Records for processing:
=== Section Start ===
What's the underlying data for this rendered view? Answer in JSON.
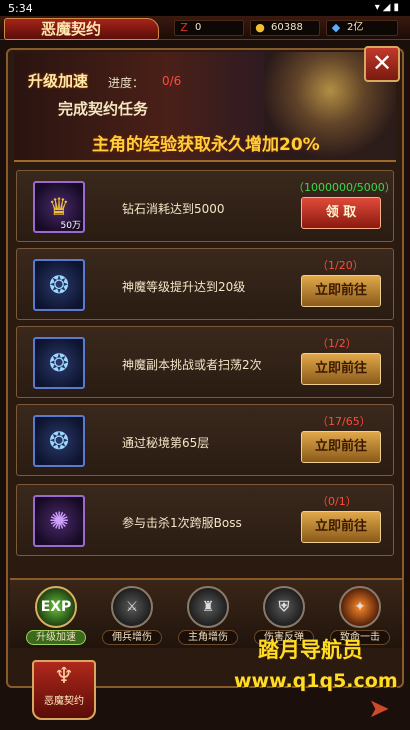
{
  "status_bar": {
    "time": "5:34",
    "icons": "▾◢▮"
  },
  "header": {
    "title": "恶魔契约",
    "resources": [
      {
        "icon": "ruby-icon",
        "value": "0"
      },
      {
        "icon": "gold-icon",
        "value": "60388"
      },
      {
        "icon": "diamond-icon",
        "value": "2亿"
      }
    ]
  },
  "banner": {
    "tag": "升级加速",
    "progress_label": "进度：",
    "progress_value": "0/6",
    "subtitle": "完成契约任务",
    "headline": "主角的经验获取永久增加20%"
  },
  "tasks": [
    {
      "desc": "钻石消耗达到5000",
      "count": "（1000000/5000）",
      "action": "领 取",
      "reward_qty": "50万",
      "icon": "gold-ingot-icon"
    },
    {
      "desc": "神魔等级提升达到20级",
      "count": "（1/20）",
      "action": "立即前往",
      "icon": "blue-swirl-icon"
    },
    {
      "desc": "神魔副本挑战或者扫荡2次",
      "count": "（1/2）",
      "action": "立即前往",
      "icon": "blue-swirl-icon"
    },
    {
      "desc": "通过秘境第65层",
      "count": "（17/65）",
      "action": "立即前往",
      "icon": "blue-swirl-icon"
    },
    {
      "desc": "参与击杀1次跨服Boss",
      "count": "（0/1）",
      "action": "立即前往",
      "icon": "purple-orb-icon"
    }
  ],
  "tabs": [
    {
      "label": "升级加速",
      "glyph": "EXP",
      "active": true
    },
    {
      "label": "佣兵增伤",
      "glyph": "⚔"
    },
    {
      "label": "主角增伤",
      "glyph": "♜"
    },
    {
      "label": "伤害反弹",
      "glyph": "⛨"
    },
    {
      "label": "致命一击",
      "glyph": "✦"
    }
  ],
  "bottom_emblem": {
    "label": "恶魔契约"
  },
  "watermark": {
    "line1": "踏月导航员",
    "line2": "www.q1q5.com"
  }
}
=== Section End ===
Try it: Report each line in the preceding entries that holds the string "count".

Answer below:
      "count": "（1000000/5000）",
      "count": "（1/20）",
      "count": "（1/2）",
      "count": "（17/65）",
      "count": "（0/1）",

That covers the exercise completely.